We invite you to listen to Hope as she’s interviewed by Jonathan Bastian on KCRW about Embodied Listening.  The show aired on April 10th.   Hope’s engaging interview begins at 21:53 into the podcast. // by Hope Martin //   There’s a lot of uncertainty and groundlessness right now. Many of us have strong feelings of anxiety, fear or worry; a sense that we don’t know what’s coming, that our world has irrevocably changed. It might be hard to know how to handle our feelings, or what to do with them. Maybe we’ve been ill or know people who are ill or who have died.   Perhaps we’ve lost our business or our job or have other concerns or challenges.  Or maybe we’re doing very well with our own particular situation – may it be so! nevertheless, the world is reeling.   Embodied Listening, comprised of Mindfulness Meditation, the Alexander Technique and Focusing, teaches a different and life-enhancing way to be in relationship with what is happening for us. We learn to experience it and explore it in a bodily way.   When strong emotions or anxiety arise, dropping into the body gives us resources that …

MBSR

[Watch] Janet Solyntjes on How Mindfulness Helps Reveal Our Personal Truth

In the midst of the ongoing coronavirus pandemic, and the uprising for social justice in the wake of the police killing of George Floyd, it seems fair to assume that many people are experiencing intense emotions right now and uncertainty about how to navigate… all of this.  In a few weeks, SMC will be hosting an online Mindfulness Meditation Intensive, and recently we asked Janet Solyntjes—a longtime MBSR teacher, and co-leader of the retreat—to share her thoughts.    While Janet didn’t claim to have all the answers, she offered that mindfulness practice—especially in an intensive retreat context—is a way to “feel into, and relax into, the truth of what you don’t know—and perhaps little threads of what you do know.
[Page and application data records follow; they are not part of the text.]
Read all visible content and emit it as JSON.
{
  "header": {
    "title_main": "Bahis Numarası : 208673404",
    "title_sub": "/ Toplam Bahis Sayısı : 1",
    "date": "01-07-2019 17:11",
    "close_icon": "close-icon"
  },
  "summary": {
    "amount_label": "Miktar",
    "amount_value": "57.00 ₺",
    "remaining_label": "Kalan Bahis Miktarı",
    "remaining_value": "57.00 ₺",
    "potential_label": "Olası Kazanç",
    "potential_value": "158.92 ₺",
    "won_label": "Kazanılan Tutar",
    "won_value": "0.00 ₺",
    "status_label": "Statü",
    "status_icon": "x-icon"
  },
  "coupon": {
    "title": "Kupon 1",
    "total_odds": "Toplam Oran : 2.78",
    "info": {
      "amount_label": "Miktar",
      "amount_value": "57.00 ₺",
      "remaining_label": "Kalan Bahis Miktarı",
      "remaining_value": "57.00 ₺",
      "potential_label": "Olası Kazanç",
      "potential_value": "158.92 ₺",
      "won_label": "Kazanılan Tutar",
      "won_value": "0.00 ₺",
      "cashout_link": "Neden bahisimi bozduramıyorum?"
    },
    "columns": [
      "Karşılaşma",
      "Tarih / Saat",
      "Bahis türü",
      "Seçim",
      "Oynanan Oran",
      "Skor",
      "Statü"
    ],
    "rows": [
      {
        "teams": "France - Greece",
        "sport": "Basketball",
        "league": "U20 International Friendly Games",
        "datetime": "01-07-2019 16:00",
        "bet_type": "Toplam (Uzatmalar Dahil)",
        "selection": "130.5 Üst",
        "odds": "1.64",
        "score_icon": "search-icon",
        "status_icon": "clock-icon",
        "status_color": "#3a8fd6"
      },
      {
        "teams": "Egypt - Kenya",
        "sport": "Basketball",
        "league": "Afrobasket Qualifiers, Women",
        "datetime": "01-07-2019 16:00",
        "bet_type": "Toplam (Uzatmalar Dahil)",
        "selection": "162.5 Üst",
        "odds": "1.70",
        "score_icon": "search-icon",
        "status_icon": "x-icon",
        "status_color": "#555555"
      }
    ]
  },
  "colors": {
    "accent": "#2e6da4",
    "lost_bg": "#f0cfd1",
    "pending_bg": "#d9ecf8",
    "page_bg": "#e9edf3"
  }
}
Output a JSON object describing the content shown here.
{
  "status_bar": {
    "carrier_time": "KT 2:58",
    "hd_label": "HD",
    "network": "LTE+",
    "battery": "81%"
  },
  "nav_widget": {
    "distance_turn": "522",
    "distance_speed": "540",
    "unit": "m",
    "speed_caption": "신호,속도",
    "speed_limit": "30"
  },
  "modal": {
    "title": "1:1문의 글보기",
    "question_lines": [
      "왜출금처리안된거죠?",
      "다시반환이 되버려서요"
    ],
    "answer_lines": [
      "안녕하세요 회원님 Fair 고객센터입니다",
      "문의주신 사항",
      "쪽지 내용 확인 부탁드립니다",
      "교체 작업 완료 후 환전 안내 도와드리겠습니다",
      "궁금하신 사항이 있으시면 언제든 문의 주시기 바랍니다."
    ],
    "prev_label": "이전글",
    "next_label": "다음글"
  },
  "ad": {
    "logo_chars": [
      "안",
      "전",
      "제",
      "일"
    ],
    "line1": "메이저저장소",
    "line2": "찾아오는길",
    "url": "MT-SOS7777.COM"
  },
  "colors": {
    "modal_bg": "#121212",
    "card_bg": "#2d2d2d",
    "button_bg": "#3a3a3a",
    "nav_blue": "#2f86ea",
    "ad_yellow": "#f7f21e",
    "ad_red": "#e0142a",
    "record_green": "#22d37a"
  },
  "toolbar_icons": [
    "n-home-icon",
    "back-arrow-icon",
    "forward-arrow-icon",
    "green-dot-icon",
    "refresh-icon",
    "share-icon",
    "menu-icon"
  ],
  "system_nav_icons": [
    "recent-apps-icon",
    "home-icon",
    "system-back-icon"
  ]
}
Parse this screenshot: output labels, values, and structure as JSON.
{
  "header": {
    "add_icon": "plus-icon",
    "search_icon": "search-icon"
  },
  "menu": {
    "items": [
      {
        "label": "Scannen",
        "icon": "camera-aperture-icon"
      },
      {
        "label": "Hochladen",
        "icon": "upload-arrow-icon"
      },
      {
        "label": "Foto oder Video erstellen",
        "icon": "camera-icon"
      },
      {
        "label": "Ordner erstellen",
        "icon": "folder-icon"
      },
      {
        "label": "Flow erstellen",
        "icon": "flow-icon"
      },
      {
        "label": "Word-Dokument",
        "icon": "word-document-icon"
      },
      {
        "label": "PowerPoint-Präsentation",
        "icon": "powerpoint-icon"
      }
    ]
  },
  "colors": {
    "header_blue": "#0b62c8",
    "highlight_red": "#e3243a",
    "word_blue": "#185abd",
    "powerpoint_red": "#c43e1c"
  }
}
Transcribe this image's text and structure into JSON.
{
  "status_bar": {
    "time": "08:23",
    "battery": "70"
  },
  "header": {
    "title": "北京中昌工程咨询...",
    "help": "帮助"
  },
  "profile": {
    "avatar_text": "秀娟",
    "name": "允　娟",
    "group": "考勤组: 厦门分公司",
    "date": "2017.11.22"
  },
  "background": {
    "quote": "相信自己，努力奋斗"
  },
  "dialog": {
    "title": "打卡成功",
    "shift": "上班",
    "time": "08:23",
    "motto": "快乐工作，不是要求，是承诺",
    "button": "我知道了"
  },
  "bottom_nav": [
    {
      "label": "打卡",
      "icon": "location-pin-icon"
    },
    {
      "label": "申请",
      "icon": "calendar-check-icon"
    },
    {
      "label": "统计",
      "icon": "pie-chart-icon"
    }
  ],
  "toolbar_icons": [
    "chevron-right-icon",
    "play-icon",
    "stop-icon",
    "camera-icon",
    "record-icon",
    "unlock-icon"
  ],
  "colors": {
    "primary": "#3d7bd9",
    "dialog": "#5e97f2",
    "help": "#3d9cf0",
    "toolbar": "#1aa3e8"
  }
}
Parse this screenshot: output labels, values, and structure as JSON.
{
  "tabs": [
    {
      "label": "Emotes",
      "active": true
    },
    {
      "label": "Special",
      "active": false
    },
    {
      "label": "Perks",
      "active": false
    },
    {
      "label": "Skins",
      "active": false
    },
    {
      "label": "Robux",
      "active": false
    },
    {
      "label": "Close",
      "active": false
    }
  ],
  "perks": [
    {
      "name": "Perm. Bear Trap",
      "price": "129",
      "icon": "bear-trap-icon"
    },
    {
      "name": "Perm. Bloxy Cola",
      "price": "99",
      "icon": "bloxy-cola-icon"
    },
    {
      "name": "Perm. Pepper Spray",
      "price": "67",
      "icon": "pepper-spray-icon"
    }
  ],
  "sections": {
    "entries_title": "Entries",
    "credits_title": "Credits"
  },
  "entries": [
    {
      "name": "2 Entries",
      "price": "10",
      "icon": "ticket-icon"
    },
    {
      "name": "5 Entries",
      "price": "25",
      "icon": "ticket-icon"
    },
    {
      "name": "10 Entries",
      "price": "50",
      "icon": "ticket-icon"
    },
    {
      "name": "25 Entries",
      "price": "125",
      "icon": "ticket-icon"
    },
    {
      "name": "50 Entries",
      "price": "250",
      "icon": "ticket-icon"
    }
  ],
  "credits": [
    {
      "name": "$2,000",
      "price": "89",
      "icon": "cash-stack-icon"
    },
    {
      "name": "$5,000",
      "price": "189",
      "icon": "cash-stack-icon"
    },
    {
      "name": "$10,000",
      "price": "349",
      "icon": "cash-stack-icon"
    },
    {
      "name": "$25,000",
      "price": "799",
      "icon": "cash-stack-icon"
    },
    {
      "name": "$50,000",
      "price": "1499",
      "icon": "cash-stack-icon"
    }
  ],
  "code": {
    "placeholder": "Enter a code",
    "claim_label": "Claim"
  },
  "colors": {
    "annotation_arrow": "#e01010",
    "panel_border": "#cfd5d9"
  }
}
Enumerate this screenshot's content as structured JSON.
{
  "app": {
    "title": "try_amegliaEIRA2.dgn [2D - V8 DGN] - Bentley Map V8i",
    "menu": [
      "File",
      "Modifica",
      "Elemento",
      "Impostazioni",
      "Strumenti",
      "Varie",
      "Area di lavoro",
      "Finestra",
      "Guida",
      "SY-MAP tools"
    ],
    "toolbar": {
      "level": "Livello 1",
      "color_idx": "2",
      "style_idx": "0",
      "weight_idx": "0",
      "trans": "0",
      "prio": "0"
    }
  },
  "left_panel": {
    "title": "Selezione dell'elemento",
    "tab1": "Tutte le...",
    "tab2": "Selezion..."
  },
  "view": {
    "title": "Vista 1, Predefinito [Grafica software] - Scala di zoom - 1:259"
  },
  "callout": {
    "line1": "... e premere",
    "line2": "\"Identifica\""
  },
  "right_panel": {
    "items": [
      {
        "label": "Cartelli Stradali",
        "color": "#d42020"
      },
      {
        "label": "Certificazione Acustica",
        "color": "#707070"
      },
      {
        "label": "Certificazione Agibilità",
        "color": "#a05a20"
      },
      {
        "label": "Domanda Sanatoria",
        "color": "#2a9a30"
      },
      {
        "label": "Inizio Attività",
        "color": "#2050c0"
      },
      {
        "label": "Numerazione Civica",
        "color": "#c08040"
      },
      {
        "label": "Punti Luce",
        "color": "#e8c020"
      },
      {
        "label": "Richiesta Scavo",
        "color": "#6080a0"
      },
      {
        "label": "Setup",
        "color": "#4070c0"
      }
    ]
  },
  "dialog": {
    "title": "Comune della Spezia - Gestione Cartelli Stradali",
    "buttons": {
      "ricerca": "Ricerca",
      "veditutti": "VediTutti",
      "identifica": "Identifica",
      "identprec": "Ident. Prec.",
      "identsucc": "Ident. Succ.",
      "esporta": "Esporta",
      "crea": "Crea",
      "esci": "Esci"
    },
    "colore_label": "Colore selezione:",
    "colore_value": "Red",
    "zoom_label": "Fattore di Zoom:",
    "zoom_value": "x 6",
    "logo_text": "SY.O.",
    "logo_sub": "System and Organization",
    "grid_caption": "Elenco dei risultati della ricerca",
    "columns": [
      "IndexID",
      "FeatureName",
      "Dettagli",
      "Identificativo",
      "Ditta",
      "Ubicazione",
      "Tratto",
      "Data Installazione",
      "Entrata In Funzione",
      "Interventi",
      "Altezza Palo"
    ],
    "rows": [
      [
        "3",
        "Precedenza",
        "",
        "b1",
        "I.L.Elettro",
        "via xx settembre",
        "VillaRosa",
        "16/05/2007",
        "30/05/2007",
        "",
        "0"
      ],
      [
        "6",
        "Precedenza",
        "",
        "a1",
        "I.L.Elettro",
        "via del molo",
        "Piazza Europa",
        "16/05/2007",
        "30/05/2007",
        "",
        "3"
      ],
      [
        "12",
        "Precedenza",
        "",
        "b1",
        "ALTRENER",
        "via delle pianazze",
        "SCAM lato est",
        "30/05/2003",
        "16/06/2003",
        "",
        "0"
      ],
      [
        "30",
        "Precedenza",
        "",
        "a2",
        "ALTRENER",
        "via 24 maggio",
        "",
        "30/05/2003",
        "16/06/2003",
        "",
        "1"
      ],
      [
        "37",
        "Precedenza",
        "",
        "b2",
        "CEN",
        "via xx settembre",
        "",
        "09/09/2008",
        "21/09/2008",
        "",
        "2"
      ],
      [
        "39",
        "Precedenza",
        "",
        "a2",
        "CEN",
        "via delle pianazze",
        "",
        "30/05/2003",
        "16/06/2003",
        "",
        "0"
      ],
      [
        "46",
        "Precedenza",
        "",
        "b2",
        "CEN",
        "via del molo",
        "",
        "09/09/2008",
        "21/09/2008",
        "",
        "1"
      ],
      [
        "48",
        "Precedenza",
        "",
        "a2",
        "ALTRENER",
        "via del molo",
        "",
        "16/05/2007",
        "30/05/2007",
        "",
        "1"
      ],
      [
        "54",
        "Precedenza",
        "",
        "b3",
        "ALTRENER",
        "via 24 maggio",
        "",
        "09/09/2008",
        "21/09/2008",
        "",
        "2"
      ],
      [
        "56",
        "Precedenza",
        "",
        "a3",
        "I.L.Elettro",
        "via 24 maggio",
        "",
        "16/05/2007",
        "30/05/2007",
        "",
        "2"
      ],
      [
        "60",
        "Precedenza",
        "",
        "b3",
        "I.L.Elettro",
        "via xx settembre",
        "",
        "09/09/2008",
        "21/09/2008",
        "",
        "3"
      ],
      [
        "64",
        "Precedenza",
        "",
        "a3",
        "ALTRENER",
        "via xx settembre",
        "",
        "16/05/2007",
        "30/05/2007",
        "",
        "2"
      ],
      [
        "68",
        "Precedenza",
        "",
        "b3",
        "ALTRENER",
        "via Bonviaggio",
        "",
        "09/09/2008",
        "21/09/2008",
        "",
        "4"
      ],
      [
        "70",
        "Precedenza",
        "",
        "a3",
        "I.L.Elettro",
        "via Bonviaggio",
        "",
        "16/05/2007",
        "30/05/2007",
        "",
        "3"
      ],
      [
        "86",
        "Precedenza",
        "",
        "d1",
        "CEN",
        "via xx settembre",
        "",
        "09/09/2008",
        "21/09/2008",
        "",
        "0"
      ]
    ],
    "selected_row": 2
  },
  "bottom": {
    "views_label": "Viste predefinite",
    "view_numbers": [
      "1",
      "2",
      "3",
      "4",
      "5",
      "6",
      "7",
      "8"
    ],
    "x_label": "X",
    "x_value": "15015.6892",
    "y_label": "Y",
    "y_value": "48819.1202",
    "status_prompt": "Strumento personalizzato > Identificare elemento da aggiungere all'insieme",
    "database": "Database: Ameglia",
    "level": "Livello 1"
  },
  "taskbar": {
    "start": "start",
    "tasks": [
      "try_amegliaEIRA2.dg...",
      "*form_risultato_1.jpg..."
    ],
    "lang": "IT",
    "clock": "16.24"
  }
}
It’s an invitation to do the personal inquiry that we all need to do in one way or another. And, in retreat, it’s a way to do that in community, and to feel the interconnectedness.”  For those seeking some guidance for their practice and/or considering the benefits of carving out some retreat time, I encourage you …

Follow the Threads — Mindful Awakening

By Michael W. Taft // Mille viae ducunt homines per saecula Romam When I started meditating in my teens, I believed in Enlightenment. I was going to get to the Big E, which involved having certain mind-blowing experiences. You’d see the Light, or God would open her kimono, or whatever, and after that you’d glow in the dark. I was super enthusiastic and worked really hard to do whatever I believed it took have those experiences. Months in caves in India. Pilgrimages to rivers, glaciers, and to the tops of mountains. Celibacy. Studying at the feet of masters wreathed in garlands of flowers. Mostly lots and lots of meditation. This setup for an article usually now transitions into saying that all that was a waste, and that Awakening is always available in every moment without any of that stuff. But that’s not at all how I would describe what I’ve found. Instead, I feel like, Yes, awakening is available in every moment, especially if you’ve done lots and lots of meditation. Even all those rituals, …